Please read this article linked below. It’s sad and dark and depressing….and necessary. It’s about heroin and the modern epidemic which swirls around it. Don’t read this and think the setting is such a world away because if you read the article, the junkies and addicts are from all over.
And I realized this weekend that if I am counting the years correctly, this coming Valentine’s weekend it will have been 19 years since I lost a childhood friend to addiction so powerful that it eventually overtook his life.
My childhood friend became so scary the final time he fell back into old habits (after being in recovery for a few years) that the last time I saw him (which was a week before he died and another mutual friend met him with me) I told him that I was afraid if he did not get back into rehab or a program or get some kind of help the next time I saw him he would be dead. He looked at me with drug fueled and glazed eyes and told me I did not know what I was talking about.
Unfortunately truer words were never spoken. He died somewhere around the following weekend, Valentine’s Day weekend. I never knew what exactly was in his system that got him other than what I was told which was a lethal combination of drugs and alcohol. He was never married and had a bunch of siblings and parents he left behind. I don’t think anyone in his family has ever been quite exactly the same since. How could they be?

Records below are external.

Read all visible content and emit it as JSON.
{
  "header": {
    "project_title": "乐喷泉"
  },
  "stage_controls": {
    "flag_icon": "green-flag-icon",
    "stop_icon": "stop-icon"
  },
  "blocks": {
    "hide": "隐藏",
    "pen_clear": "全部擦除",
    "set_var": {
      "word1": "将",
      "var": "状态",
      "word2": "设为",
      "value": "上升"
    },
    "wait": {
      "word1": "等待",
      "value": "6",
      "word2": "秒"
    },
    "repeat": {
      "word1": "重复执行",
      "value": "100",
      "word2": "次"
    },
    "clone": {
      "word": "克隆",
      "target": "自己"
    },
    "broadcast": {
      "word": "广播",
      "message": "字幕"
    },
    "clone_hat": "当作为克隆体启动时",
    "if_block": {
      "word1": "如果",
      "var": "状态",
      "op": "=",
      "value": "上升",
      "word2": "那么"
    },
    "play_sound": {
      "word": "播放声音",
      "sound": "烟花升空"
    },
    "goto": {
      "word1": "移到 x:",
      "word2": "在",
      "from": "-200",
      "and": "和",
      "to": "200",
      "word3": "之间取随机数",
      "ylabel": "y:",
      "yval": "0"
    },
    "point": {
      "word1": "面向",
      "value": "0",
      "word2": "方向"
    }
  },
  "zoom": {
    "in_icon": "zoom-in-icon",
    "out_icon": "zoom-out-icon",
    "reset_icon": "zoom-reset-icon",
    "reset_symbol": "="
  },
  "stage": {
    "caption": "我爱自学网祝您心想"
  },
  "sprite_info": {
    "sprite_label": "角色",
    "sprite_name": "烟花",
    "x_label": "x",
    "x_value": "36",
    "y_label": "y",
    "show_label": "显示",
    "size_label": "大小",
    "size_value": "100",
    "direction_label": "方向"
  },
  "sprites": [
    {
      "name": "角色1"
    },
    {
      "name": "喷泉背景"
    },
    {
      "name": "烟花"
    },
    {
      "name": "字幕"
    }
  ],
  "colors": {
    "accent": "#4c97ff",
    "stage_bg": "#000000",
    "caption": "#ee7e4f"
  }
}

Since then, I have known others who have had their lives tainted and marred by addiction tragedy. A friend of mine became a widow because of it. And now some people I grew up with and went to high school with basically wait and wonder if it will happen again because another person we know from those growing up years just basically is pickling themselves on cheap wine and booze.
So I am very familiar on how this goes. It is so awful and so tragic.
Addiction can strike anyone from any level of society. It doesn’t discriminate. All ages, races, creeds, societal levels.
Anyway, this is a very powerful article. Please read it.
On Kensington Avenue, parents try to pull their children from the drug world
BARBARA LAKER, Daily News Staff Writer email@example.com, 215-854-5933
Posted: Friday, February 6, 2015, 12:16 AM
IN A BEAT-UP maroon Toyota Corolla, Carol Rostucher drives slowly up Kensington Avenue, the street of tortured souls lost in heroin’s handgrip.
She scans the young faces, the ones with the faraway eyes of self-disgust. One of them might be her son, Drew, a handsome 25-year-old. He was her first-born, once an athletic, artistic “social butterfly.” She knows he is out here.
“As long as he’s breathing, there is hope,” ……..On a recent frigid Sunday afternoon, Rostucher doesn’t know if she’ll see Drew, or worse, if she can help him save himself.
But she, along with other moms and dads from various corners of Philadelphia and the suburbs, wants to help the dozens on the street, mostly heroin sick, teetering on the thin, fragile line between life and death.
“They all could be my son,” says Rostucher, 51, sweeping the bright blond hair from her face. “We are losing way too many of our kids to this disease. It’s everywhere and it does not discriminate.”